Irinotecan is a semisynthetic analog of the quinoline-basedalkaloid camptothecin, which was originally from the native Chinese/Tibetanornamental tree Camptotheca acuminata, known by Chinese and Tibetans as xi shu("happy tree"). Irinotecan is a prodrug that is transformed to itsactive metabolite SN-38 (7-ethyl-10-hydroxycamptothecin) by a carboxylesterase,which occurs mainly in the liver, bowel mucosa, and tumor tissue (see Figure1).SN-38 is 100- to 1,000-fold more cytotoxic than irinotecan, and it is a potentinhibitor of the nuclear enzyme topoisomerase I, which is involved in such keynuclear processes as DNA replication.

The conjugation of SN-38 glucuronide (SN-38G) to SN-38 bybeta-glucuronidase, produced by intestinal flora, may contribute toenterohepatic recirculation of SN-38, leading to the onset of delayed diarrhea.The dominant route of elimination of the SN-38 metabolite is fecal excretion,accounting for 62% of the administered dose, compared with urinary excretion ofabout 30%.

Irinotecan was first discovered and synthesized in Japan byYakult Honsha Co, Ltd, in 1983. It initially demonstrated strong activityagainst a broad variety of experimental tumors.[2] Subsequently, clinical phaseI studies were initiated in Japan in 1986, in Europe in 1990, and in the UnitedStates in 1991. In 1994, irinotecan was first approved in Japan for treatment ofnon-small-cell lung cancer, small-cell lung cancer, and gynecologicmalignancies.
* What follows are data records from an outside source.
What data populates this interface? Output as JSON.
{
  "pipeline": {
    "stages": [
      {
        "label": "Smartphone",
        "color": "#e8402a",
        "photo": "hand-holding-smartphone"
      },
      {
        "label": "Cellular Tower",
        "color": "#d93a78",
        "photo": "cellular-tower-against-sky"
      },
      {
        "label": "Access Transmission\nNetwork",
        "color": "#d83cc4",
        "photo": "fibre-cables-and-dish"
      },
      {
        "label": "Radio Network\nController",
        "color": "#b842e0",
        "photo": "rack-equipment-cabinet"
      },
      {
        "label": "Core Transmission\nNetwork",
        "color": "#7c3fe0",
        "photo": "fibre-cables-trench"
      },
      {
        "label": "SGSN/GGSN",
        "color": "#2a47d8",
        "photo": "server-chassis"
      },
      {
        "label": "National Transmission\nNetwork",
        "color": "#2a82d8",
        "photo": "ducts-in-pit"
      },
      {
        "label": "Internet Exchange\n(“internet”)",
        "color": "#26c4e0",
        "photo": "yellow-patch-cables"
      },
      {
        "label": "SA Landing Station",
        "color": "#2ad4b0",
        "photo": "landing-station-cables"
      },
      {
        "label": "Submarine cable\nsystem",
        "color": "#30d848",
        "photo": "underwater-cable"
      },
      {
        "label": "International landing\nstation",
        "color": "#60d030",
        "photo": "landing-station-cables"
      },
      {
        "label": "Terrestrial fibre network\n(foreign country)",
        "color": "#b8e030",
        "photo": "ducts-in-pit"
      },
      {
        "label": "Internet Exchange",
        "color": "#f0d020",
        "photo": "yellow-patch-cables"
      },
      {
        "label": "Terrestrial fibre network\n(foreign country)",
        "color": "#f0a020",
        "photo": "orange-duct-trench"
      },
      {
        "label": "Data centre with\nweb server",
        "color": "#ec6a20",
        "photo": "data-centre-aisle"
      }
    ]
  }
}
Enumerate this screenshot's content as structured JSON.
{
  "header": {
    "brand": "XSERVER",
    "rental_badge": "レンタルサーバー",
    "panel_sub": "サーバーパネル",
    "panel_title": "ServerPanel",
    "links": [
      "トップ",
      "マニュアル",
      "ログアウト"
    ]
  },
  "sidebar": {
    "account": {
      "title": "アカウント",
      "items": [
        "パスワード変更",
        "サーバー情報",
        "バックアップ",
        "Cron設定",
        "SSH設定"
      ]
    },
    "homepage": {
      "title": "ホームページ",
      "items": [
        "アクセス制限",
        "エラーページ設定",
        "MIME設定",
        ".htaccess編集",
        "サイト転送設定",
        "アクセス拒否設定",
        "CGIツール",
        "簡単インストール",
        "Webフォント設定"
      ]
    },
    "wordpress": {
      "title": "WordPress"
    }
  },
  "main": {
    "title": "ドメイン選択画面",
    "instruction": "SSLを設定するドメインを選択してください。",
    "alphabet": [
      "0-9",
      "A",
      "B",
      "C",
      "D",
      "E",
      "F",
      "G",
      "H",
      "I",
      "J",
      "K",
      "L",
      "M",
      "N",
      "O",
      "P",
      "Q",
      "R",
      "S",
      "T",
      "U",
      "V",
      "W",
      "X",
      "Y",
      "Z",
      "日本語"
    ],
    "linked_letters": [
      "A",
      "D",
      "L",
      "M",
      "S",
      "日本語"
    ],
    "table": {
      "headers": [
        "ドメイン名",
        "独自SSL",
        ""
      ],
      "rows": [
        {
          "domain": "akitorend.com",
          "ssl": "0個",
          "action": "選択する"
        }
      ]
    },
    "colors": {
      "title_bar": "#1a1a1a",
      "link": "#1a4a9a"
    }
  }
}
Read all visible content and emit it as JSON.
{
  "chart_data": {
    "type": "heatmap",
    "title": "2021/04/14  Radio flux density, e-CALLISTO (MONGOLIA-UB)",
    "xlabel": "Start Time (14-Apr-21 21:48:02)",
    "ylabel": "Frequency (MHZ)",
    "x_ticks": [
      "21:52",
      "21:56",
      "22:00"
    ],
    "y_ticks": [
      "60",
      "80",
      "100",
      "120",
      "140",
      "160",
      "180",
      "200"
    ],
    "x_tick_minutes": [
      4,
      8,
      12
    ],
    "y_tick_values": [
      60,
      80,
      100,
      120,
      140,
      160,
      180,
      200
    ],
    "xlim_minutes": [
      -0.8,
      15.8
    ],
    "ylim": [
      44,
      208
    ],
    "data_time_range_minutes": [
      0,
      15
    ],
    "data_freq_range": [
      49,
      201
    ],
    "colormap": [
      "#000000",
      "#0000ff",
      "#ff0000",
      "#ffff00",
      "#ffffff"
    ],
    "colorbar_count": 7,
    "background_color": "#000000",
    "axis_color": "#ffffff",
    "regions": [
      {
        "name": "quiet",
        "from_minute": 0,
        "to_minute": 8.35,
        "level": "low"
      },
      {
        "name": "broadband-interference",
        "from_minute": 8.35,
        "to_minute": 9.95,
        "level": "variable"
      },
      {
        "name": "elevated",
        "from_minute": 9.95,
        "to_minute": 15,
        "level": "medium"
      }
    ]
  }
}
In 1995, France approved irinotecan as second-line treatment ofcolorectal cancer, and a year later the agent was also approved for second-linetreatment of colorectal cancer in the United States (see Table1).

Irinotecan was approved in the United States in 2000 for use incombination with fluorouracil and leucovorin in first-line treatment ofmetastatic colorectal cancer. In Japan, phase III trials of irinotecan insmall-cell lung cancer are ongoing.

Results of several phase III studies in non-small-cell andsmall-cell lung cancer have been reported at meetings of the American Society ofClinical Oncology and other oncology organizations in 1999 and 2000. The use ofirinotecan in lung cancer is discussed further in other articles in thissupplement.

References:

1. Cancer Facts and Figures 2000. Atlanta, American CancerSociety, 2000. Also available at http://www.cancer.org (accessed October 16,2000).

2. Kunimoto T, Nitta K, Tanaka T, et al: Antitumor activity of 7-ethyl-10-ethyl-10-[4-(1-piperidino)-1-piperidino]carbonyloxy-camptothecin, anovel water-soluble derivative of camptothecin, against murine tumors. CancerRes 47:5944-5947, 1987.